As evening falls, later each day, the birds have taken to settling on the roofs. The clock here in USA went forward today. It feels like spring… or nearly like spring. There is still snow out there. The biggest icicle I have ever seen was there yesterday, hanging from my neighbour’s roof, now it has fallen.
The weather forecast is OK for the next few days
This is totally essential (to me) because I am heading off-island on Tuesday, going to Boston, and then back to Scotland. [Will see Edinburgh son and have a quick trip to Ireland to see sisters before returning in April in time for The Poetry Project 12th Weekend.]
For everyone here on the island it has been a winter of cancellations and no boats and ‘going off early’ , ‘just in case’.
So I have had a lot of time for WordPress. I liked their Writing 201: Poetry so well that I have started writing again. Thank you Ben Huberman from WordPress and all the writers who connected, gave feedback, joined in.
I also created websites for two groups – for Block Island Mental Health, whose meetings have cancelled so often that they have not yet approved their site, and for the Block Island Wellness Coalition, who like theirs a lot. [Back when I was young in UK, Wellness was called ‘youth work’, and then it was ‘outreach’ and then something like it was ‘community education’. I don’t know about here in USA, except that Wellness used to be the rather daunting Prevention Task Force, preventing the abuse of alcohol and drugs. We still aim to do that, but the idea is that it is best done by both prevention education and also widening horizons for the younger people in particular and promoting wellness in the community in general, to me it feels like Community Education and Youth Work combined.

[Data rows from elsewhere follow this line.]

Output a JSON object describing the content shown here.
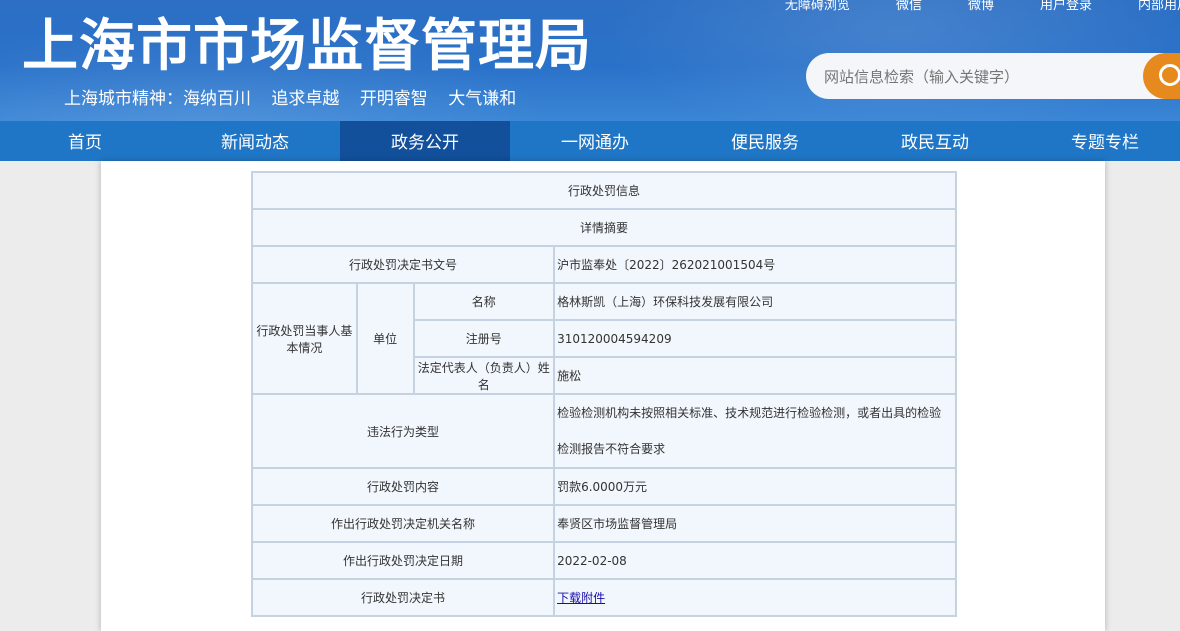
{
  "header": {
    "site_title": "上海市市场监督管理局",
    "slogan": [
      "上海城市精神：海纳百川",
      "追求卓越",
      "开明睿智",
      "大气谦和"
    ],
    "top_links": [
      "无障碍浏览",
      "微信",
      "微博",
      "用户登录",
      "内部用户"
    ],
    "search_placeholder": "网站信息检索（输入关键字）"
  },
  "nav": {
    "items": [
      "首页",
      "新闻动态",
      "政务公开",
      "一网通办",
      "便民服务",
      "政民互动",
      "专题专栏"
    ],
    "active_index": 2
  },
  "table": {
    "title": "行政处罚信息",
    "subtitle": "详情摘要",
    "doc_no_label": "行政处罚决定书文号",
    "doc_no_value": "沪市监奉处〔2022〕262021001504号",
    "party_label": "行政处罚当事人基本情况",
    "unit_label": "单位",
    "name_label": "名称",
    "name_value": "格林斯凯（上海）环保科技发展有限公司",
    "reg_label": "注册号",
    "reg_value": "310120004594209",
    "rep_label": "法定代表人（负责人）姓名",
    "rep_value": "施松",
    "violation_label": "违法行为类型",
    "violation_value": "检验检测机构未按照相关标准、技术规范进行检验检测，或者出具的检验检测报告不符合要求",
    "content_label": "行政处罚内容",
    "content_value": "罚款6.0000万元",
    "org_label": "作出行政处罚决定机关名称",
    "org_value": "奉贤区市场监督管理局",
    "date_label": "作出行政处罚决定日期",
    "date_value": "2022-02-08",
    "decision_label": "行政处罚决定书",
    "decision_link": "下载附件"
  }
}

Does it work? Well.. how would you know? If something is prevented, if someone is well, the bad thing has not happened. It is a bit like “Where is the Good News?” Whatever, there is definitely something about it that feels like being well.
On Friday I was one of the grown-ups at the Wellness Dance that had been supposed to be held on Valentine’s Night. But guess what, it was postponed at that time due to white-out conditions. The dance is for grades 6 – 10 and the object – apart from enjoyment – is to raise funds for the Grade 8 trip to New York City at the end of March. This year, Grade 8 is the biggest class in the school, 14 island children who have known each other for most of their lives, including my eldest grand-daughter, so I have also known them all for most of their lives. Grade 8 decorated the school dining hall, they had their glad rags in their backpacks and then they went off to change. 30 kids came, a lot of dancing, a lot of fun. Something is indeed well.